Since 2017, Crown has been trying to re-zone a vacant parcel of nearly 1.2 acres (see map) that is adjacent to the Seven Oaks Community Club for both office and possible recreational uses.
The unspecified recreational uses, which could have been anything from a park to a bowling alley to a putt-putt golf course, was the cause of the dispute between Crown and the residents of Seven Oaks, led by Seven Oaks Community Development District (CDD) supervisor Jon Tomsu.
The concern was that these types of recreational uses would attract large numbers of cars to not only travel, but also possibly park, on Seven Oaks’ primary north-south thoroughfare, Ancient Oaks Blvd.
The BCC had turned down Crown’s rezoning request back in 2018, but a mediator ruled in June of 2020 that the Parcel 12 could be divided in two, with the 16.8-acre CDD maintaining its ownership of Parcel 12A (which includes the community center), and Crown retaining the 1.2-acre Parcel 12B, with the ability to add office uses.
The fate of the parcel still had not been decided when Covid hit in 2020 and the possible rezoning wasn’t brought back to the BCC for a vote until its July 11 meeting.
Weightman brought Tomsu and Crown attorney Barbara Wilhite together to settle the dispute, with Tomsu saying that although he was OK with a less intrusive PO-1 office use for the 50,000+-sq.-ft. space, he would not agree to any “recreational use” on the site.
After Wilhite agreed to the office-only stipulation, the agreement was brought before the BCC and unanimously approved.
“That was a great coming together of two parties — the residents of Seven Oaks and Crown Development,” Weightman said. “Ultimately, the CDD leadership and Crown came together to go with office space and match what was already there. It was a nice negotiation and agreement to have that issue come to an end and I think it was the best possible resolution for that site.”
Weightman’s legislative aide Andy Taylor agreed.
“When they were talking about recreational uses, like a Main Event-style use, where people would be coming in and parking on the roads in Seven Oaks, everything about it just didn’t make sense. It was nice to see it finally get resolved amicably.”
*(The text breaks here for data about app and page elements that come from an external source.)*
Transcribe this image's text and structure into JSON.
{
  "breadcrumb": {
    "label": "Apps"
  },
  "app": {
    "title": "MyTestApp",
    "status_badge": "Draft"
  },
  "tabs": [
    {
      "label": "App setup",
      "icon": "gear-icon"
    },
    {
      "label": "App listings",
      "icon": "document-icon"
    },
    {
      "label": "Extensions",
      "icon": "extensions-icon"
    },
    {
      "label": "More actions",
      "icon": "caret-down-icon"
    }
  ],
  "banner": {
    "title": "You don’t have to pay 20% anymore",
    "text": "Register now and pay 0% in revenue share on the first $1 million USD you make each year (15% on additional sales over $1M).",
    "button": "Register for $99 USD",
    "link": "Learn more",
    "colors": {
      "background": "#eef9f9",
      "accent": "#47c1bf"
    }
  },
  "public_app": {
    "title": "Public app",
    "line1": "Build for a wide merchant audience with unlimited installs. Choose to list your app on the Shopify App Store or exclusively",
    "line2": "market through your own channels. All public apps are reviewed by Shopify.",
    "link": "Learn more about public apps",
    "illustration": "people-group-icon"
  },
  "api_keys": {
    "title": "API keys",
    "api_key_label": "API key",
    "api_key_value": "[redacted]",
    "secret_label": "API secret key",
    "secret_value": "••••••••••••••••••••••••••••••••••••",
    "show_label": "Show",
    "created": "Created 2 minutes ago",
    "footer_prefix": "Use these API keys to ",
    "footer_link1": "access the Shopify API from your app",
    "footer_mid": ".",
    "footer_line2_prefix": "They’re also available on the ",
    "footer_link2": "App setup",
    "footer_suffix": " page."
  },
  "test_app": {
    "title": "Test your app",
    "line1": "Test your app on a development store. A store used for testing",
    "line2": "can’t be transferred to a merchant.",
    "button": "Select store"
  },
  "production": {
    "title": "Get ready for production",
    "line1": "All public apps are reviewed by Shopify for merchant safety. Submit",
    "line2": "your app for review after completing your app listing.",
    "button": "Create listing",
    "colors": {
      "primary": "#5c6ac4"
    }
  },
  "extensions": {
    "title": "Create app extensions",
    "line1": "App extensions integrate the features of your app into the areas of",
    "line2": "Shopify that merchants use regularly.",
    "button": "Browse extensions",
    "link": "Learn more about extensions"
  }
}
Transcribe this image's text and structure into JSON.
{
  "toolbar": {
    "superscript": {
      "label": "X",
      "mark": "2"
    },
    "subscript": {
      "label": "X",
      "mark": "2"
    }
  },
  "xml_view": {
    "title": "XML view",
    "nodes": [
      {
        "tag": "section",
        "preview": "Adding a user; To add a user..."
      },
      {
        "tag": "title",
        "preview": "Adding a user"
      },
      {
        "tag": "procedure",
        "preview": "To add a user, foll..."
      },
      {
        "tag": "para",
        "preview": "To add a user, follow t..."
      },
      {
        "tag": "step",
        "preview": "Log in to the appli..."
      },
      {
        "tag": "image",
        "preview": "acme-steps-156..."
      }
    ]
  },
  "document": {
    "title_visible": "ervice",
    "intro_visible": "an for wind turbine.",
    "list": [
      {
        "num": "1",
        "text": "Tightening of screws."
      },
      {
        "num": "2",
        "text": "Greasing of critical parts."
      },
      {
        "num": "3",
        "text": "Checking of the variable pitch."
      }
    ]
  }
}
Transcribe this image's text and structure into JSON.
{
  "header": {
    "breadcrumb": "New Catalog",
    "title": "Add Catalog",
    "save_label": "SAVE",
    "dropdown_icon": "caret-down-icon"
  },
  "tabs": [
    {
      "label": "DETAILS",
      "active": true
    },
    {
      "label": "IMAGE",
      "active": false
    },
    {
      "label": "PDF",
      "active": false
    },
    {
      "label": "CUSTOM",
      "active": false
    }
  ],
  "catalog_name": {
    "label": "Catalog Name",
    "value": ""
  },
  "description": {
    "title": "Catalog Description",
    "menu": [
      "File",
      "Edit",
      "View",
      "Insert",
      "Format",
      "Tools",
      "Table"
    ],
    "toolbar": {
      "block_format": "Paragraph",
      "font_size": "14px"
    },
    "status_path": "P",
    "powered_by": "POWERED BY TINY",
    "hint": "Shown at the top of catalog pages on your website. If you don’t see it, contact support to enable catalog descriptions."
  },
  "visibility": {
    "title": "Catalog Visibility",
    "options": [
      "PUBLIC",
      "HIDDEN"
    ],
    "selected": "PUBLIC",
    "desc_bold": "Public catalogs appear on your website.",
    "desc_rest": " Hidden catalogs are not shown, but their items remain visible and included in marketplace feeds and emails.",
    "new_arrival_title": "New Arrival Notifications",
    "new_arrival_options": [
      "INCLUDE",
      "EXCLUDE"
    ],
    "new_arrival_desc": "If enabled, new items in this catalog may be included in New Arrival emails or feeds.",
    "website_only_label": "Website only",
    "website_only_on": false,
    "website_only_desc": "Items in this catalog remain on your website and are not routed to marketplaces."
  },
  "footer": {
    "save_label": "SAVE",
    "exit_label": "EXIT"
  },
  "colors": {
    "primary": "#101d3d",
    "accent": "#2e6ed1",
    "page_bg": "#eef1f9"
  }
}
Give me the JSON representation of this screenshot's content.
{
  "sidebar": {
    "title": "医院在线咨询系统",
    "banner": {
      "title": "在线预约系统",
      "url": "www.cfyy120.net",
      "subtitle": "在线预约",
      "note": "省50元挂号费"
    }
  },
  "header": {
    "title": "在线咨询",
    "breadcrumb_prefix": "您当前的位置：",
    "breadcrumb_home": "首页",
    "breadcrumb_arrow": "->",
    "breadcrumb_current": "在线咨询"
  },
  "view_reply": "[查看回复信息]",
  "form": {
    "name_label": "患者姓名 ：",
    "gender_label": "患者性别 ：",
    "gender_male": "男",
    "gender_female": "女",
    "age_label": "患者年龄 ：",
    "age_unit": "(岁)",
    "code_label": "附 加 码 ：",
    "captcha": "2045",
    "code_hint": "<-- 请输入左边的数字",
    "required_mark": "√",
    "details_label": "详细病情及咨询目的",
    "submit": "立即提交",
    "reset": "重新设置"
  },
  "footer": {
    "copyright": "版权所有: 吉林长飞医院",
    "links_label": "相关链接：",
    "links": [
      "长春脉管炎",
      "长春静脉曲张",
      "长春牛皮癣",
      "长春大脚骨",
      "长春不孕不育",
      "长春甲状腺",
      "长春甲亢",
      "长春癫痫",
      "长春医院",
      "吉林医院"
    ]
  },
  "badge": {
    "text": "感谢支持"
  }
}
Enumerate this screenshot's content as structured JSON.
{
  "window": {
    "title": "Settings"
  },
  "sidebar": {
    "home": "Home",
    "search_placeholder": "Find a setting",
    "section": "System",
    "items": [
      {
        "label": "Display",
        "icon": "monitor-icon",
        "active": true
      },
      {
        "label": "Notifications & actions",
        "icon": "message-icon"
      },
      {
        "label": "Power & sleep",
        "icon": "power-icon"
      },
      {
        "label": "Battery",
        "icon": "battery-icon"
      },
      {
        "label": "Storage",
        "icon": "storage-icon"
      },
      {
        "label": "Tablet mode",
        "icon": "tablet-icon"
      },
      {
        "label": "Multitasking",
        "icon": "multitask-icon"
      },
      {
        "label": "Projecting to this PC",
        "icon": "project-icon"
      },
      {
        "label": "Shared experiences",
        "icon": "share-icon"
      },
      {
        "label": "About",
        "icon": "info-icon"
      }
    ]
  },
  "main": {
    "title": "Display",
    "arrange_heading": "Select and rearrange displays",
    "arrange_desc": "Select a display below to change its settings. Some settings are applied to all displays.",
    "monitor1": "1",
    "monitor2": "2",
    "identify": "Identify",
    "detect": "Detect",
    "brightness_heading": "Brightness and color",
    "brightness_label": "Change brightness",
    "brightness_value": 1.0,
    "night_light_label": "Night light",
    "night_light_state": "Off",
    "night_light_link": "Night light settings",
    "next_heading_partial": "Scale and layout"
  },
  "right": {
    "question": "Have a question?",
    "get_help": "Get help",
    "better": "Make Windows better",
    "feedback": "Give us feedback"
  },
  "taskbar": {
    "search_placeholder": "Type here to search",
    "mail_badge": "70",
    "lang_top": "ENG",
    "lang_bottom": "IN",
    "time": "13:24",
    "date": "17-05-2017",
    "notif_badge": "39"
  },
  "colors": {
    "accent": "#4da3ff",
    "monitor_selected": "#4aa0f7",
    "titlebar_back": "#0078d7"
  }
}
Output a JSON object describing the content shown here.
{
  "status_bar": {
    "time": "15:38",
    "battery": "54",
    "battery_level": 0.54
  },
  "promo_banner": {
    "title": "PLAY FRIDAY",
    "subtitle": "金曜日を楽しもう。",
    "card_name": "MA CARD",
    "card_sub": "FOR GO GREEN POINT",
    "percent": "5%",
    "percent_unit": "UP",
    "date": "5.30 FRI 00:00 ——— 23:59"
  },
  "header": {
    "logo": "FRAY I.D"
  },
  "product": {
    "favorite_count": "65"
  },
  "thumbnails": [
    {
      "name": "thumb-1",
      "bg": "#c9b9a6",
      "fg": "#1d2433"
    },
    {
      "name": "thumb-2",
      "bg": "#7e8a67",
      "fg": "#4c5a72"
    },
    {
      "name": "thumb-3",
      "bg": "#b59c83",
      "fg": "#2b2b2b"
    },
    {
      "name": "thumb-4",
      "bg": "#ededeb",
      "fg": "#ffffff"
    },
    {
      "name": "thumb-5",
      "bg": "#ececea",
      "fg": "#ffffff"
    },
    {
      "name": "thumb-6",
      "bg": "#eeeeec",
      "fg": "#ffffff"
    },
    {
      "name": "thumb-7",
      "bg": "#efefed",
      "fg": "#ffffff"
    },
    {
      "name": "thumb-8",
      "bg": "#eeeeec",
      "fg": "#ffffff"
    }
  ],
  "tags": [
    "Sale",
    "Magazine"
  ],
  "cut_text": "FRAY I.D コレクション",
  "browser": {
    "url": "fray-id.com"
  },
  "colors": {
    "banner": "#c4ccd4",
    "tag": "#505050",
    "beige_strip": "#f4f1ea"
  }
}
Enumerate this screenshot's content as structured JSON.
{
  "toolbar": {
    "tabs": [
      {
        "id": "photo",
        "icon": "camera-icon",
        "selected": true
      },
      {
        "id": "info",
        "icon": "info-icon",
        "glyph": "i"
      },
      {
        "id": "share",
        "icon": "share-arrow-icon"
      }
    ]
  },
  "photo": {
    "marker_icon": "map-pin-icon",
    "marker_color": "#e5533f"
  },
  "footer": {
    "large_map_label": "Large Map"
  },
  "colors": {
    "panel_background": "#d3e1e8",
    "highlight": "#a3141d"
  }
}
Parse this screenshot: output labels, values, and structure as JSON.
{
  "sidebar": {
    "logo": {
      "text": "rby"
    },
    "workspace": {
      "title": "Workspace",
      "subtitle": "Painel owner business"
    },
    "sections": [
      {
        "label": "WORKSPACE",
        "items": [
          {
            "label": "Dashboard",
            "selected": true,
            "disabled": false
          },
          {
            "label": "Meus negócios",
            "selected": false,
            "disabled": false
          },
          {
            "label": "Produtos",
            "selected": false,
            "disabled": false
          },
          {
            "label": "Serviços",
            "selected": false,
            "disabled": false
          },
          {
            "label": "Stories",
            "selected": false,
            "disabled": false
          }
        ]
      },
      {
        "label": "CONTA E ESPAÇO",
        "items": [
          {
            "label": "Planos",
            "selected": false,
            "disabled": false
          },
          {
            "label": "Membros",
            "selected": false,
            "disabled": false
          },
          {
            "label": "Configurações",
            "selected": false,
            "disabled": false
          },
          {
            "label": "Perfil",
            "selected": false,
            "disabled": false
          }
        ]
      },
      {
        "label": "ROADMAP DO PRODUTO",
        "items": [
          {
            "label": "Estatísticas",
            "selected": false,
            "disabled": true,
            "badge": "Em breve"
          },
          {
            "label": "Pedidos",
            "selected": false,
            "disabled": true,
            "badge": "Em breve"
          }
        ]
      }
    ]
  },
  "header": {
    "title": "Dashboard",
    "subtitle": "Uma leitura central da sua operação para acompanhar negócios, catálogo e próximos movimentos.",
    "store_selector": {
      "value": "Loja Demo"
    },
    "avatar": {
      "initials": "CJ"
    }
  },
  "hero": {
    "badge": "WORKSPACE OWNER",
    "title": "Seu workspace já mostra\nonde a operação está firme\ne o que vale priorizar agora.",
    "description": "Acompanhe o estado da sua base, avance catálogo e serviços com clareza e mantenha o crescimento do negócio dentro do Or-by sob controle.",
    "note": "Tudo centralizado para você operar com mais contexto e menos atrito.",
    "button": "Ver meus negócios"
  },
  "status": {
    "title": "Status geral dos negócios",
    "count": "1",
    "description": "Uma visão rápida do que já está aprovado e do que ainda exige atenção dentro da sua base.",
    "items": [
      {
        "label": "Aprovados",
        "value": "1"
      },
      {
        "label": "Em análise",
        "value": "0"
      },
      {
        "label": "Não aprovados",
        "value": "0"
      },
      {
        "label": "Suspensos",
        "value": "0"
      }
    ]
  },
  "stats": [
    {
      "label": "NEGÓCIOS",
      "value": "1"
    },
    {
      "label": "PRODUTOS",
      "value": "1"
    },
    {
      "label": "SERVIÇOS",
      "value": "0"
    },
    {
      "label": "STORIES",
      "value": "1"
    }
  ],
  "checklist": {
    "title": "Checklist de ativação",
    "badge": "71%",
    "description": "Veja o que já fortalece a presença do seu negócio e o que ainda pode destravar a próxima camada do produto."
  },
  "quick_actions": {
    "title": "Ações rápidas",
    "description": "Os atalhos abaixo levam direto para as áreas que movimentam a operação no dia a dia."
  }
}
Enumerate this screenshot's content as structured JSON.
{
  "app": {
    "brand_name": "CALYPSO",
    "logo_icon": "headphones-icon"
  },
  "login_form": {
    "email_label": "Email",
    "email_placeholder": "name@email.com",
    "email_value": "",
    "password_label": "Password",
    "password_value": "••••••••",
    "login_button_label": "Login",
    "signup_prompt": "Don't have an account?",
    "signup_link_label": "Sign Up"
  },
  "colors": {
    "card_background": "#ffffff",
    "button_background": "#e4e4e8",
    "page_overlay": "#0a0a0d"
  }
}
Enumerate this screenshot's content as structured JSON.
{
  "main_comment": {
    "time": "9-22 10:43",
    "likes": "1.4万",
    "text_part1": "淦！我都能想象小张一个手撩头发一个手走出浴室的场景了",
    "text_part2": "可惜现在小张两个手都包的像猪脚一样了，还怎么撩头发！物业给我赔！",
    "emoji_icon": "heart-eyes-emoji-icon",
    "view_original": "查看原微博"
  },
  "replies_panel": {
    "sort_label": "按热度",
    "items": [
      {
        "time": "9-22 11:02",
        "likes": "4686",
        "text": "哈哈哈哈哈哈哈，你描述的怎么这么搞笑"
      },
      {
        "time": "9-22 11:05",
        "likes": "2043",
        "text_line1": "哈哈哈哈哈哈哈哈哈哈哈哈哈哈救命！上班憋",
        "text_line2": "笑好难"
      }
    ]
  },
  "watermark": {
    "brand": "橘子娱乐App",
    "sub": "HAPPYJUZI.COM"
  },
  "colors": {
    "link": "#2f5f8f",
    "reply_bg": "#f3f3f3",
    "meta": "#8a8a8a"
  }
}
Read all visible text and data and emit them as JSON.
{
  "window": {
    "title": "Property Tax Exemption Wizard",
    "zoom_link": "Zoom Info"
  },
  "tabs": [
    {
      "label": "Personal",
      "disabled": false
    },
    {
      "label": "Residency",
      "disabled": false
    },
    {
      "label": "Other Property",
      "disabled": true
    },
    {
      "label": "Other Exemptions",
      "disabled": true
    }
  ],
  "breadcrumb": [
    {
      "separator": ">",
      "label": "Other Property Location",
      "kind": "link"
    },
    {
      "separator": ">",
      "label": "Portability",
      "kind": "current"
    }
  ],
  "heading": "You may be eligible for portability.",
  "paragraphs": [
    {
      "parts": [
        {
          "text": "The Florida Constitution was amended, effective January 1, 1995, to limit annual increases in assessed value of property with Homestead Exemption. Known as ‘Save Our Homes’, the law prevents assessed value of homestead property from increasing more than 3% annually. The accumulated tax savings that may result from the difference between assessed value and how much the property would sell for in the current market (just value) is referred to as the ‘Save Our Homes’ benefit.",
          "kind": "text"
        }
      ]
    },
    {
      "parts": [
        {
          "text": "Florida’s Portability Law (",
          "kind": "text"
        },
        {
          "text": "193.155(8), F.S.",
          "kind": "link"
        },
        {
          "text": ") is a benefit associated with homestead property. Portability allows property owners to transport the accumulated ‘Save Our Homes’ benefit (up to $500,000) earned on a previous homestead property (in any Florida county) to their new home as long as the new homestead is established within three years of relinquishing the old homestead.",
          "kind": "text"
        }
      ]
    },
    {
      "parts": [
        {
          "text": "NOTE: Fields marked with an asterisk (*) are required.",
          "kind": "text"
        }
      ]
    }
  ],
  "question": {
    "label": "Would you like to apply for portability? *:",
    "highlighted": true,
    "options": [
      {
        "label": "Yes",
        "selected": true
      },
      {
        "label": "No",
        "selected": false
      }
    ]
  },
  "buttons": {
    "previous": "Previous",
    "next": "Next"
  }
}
The rezoning was officially approved at its second reading before the BCC on Aug. 8, without objection. Public comment also was not permitted, per Wilhite’s request at the meeting on July 11.